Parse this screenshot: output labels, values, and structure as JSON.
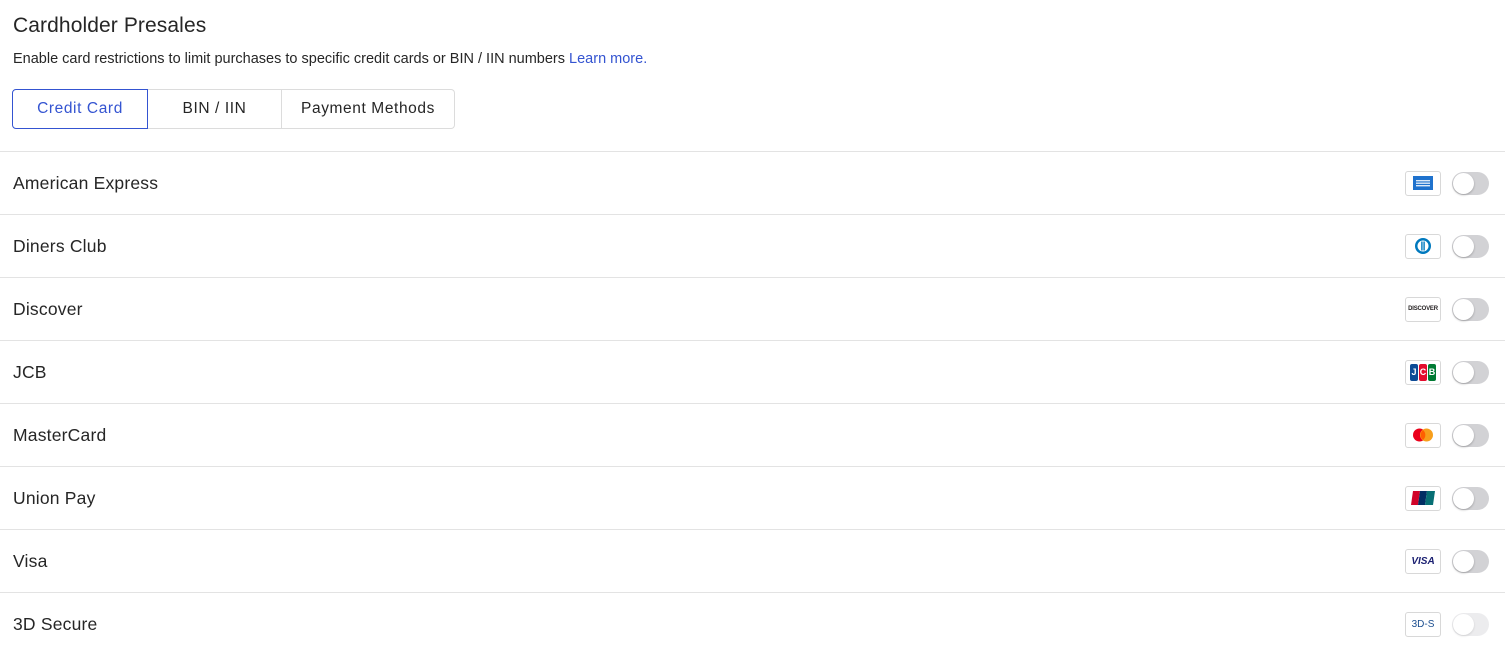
{
  "header": {
    "title": "Cardholder Presales",
    "description": "Enable card restrictions to limit purchases to specific credit cards or BIN / IIN numbers",
    "learn_more": "Learn more."
  },
  "tabs": [
    {
      "label": "Credit Card",
      "active": true
    },
    {
      "label": "BIN / IIN",
      "active": false
    },
    {
      "label": "Payment Methods",
      "active": false
    }
  ],
  "cards": [
    {
      "label": "American Express",
      "icon": "amex-icon",
      "enabled": false
    },
    {
      "label": "Diners Club",
      "icon": "diners-club-icon",
      "enabled": false
    },
    {
      "label": "Discover",
      "icon": "discover-icon",
      "icon_text": "DISCOVER",
      "enabled": false
    },
    {
      "label": "JCB",
      "icon": "jcb-icon",
      "icon_text": "JCB",
      "enabled": false
    },
    {
      "label": "MasterCard",
      "icon": "mastercard-icon",
      "enabled": false
    },
    {
      "label": "Union Pay",
      "icon": "unionpay-icon",
      "enabled": false
    },
    {
      "label": "Visa",
      "icon": "visa-icon",
      "icon_text": "VISA",
      "enabled": false
    },
    {
      "label": "3D Secure",
      "icon": "3d-secure-icon",
      "icon_text": "3D-S",
      "enabled": false,
      "disabled": true
    }
  ],
  "colors": {
    "accent": "#3454d1",
    "toggle_off": "#d2d2d5",
    "toggle_disabled": "#ececee"
  }
}
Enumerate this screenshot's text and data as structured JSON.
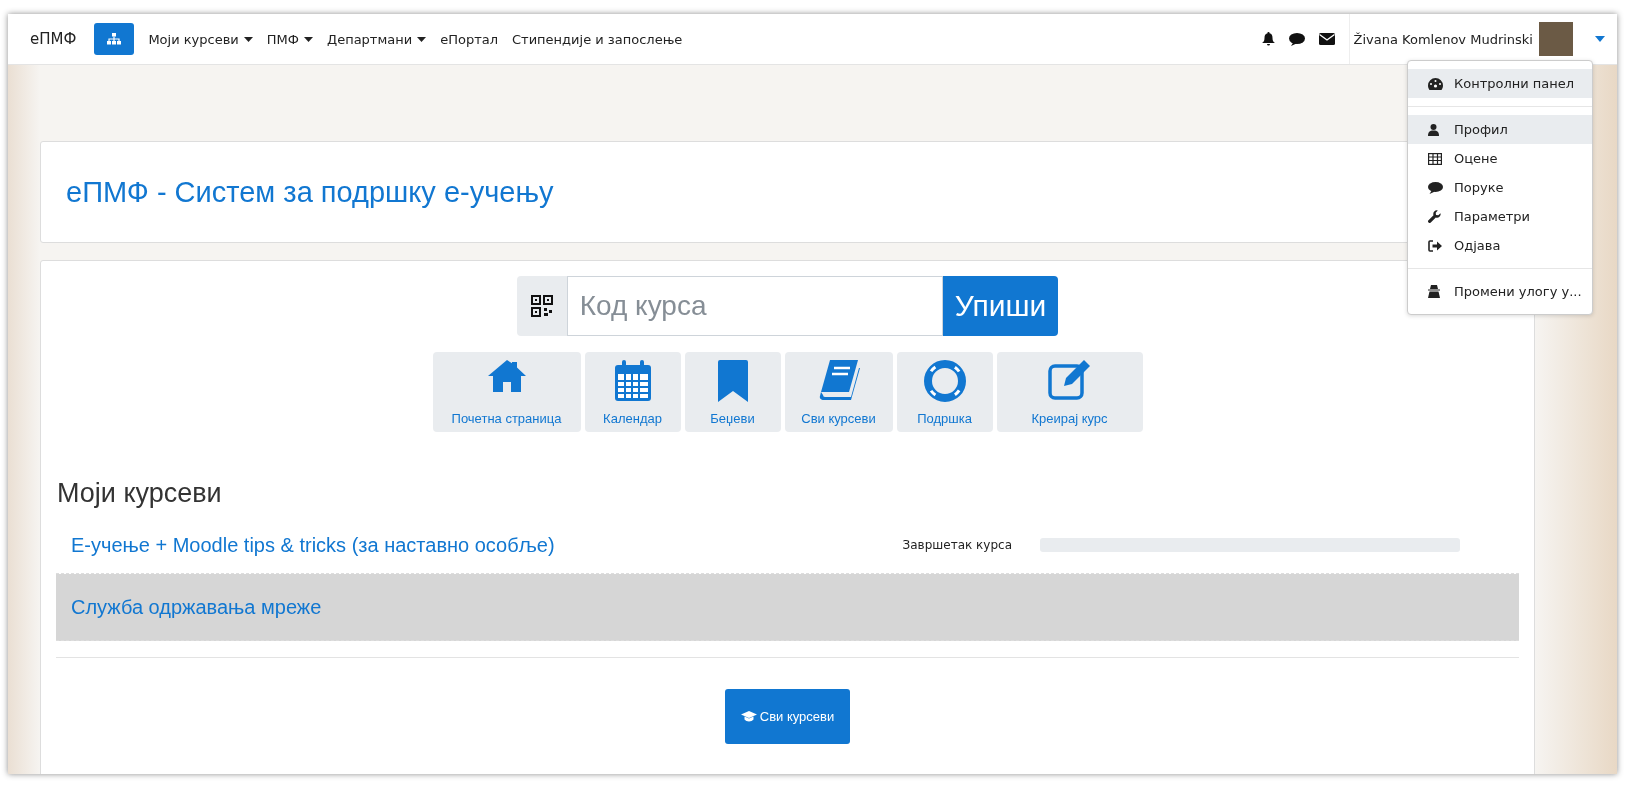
{
  "navbar": {
    "brand": "еПМФ",
    "links": [
      {
        "label": "Моји курсеви",
        "dropdown": true
      },
      {
        "label": "ПМФ",
        "dropdown": true
      },
      {
        "label": "Департмани",
        "dropdown": true
      },
      {
        "label": "еПортал",
        "dropdown": false
      },
      {
        "label": "Стипендије и запослење",
        "dropdown": false
      }
    ],
    "user_name": "Živana Komlenov Mudrinski"
  },
  "user_menu": {
    "expanded": true,
    "sections": [
      [
        {
          "label": "Контролни панел",
          "highlighted": true
        }
      ],
      [
        {
          "label": "Профил",
          "highlighted": true
        },
        {
          "label": "Оцене",
          "highlighted": false
        },
        {
          "label": "Поруке",
          "highlighted": false
        },
        {
          "label": "Параметри",
          "highlighted": false
        },
        {
          "label": "Одјава",
          "highlighted": false
        }
      ],
      [
        {
          "label": "Промени улогу у...",
          "highlighted": false
        }
      ]
    ]
  },
  "header": {
    "title": "еПМФ - Систем за подршку е-учењу"
  },
  "enrol": {
    "placeholder": "Код курса",
    "button": "Упиши"
  },
  "tiles": [
    {
      "label": "Почетна страница"
    },
    {
      "label": "Календар"
    },
    {
      "label": "Беџеви"
    },
    {
      "label": "Сви курсеви"
    },
    {
      "label": "Подршка"
    },
    {
      "label": "Креирај курс"
    }
  ],
  "my_courses": {
    "heading": "Моји курсеви",
    "courses": [
      {
        "name": "Е-учење + Moodle tips & tricks (за наставно особље)",
        "highlighted": false,
        "progress_label": "Завршетак курса",
        "level": 0
      },
      {
        "name": "Служба одржавања мреже",
        "highlighted": true
      }
    ],
    "all_button": "Сви курсеви"
  }
}
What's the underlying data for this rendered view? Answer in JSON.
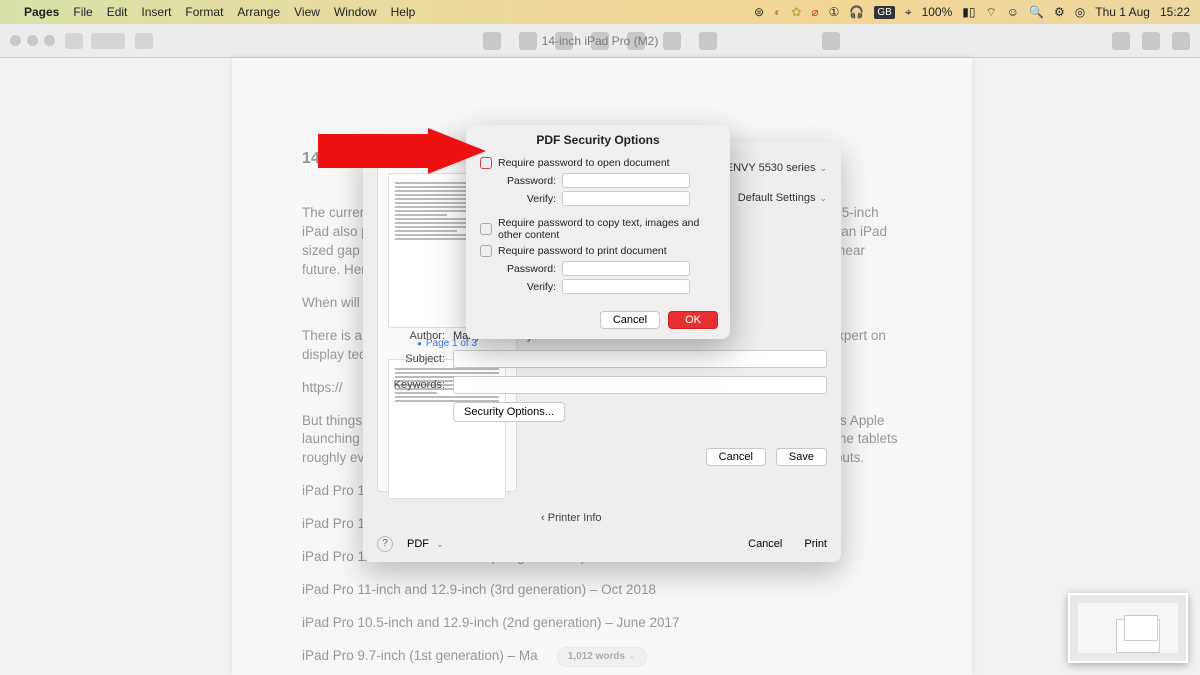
{
  "menubar": {
    "app": "Pages",
    "items": [
      "File",
      "Edit",
      "Insert",
      "Format",
      "Arrange",
      "View",
      "Window",
      "Help"
    ],
    "battery": "100%",
    "lang": "GB",
    "date": "Thu 1 Aug",
    "time": "15:22"
  },
  "window_title": "14-inch iPad Pro (M2)",
  "document": {
    "heading": "14-inch iPad Pro",
    "p1": "The current Pro lineup is comprised of the 11-inch and 12.9-inch models. The standard 10.5-inch iPad also proves a popular choice as it's the most affordable, but if you feel there's a bit of an iPad sized gap in your heart then the rumours of a larger model suggest it could be filled in the near future. Here's everything we know so far about the 14-inch iPad Pro.",
    "p2": "When will the 14-inch iPad Pro be released?",
    "p3": "There is a lot of conflicting information about the larger iPad Pro model. Ross Young, an expert on display technology, stated in June 2022 that there would be a 14.1-inch model in 2023.",
    "p4": "https://",
    "p5": "But things are a little less certain than that. Even though all the rumors are pointing towards Apple launching a 14-inch iPad Pro, we still don't know much about it. Apple has been updating the tablets roughly every eighteen months, although there have been times when they made their debuts.",
    "li1": "iPad Pro 11-inch and 12.9-inch (6th generation) – Oct 2022",
    "li2": "iPad Pro 11-inch and 12.9-inch (5th generation) – Apr 2021",
    "li3": "iPad Pro 11-inch and 12.9-inch (4th generation) - Mar 2020",
    "li4": "iPad Pro 11-inch and 12.9-inch (3rd generation) – Oct 2018",
    "li5": "iPad Pro 10.5-inch and 12.9-inch (2nd generation) – June 2017",
    "li6": "iPad Pro 9.7-inch (1st generation) – Ma"
  },
  "print": {
    "printer": "HP ENVY 5530 series",
    "presets": "Default Settings",
    "page_indicator": "Page 1 of 3",
    "author_label": "Author:",
    "author": "Martyn Casserly",
    "subject_label": "Subject:",
    "keywords_label": "Keywords:",
    "sec_btn": "Security Options...",
    "cancel": "Cancel",
    "save": "Save",
    "printer_info": "Printer Info",
    "pdf": "PDF",
    "print_btn": "Print",
    "cancel2": "Cancel"
  },
  "sec": {
    "title": "PDF Security Options",
    "chk_open": "Require password to open document",
    "chk_copy": "Require password to copy text, images and other content",
    "chk_print": "Require password to print document",
    "password": "Password:",
    "verify": "Verify:",
    "cancel": "Cancel",
    "ok": "OK"
  },
  "wordcount": "1,012 words"
}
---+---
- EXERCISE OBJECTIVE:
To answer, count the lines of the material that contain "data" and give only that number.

- ANSWER SECTION:
2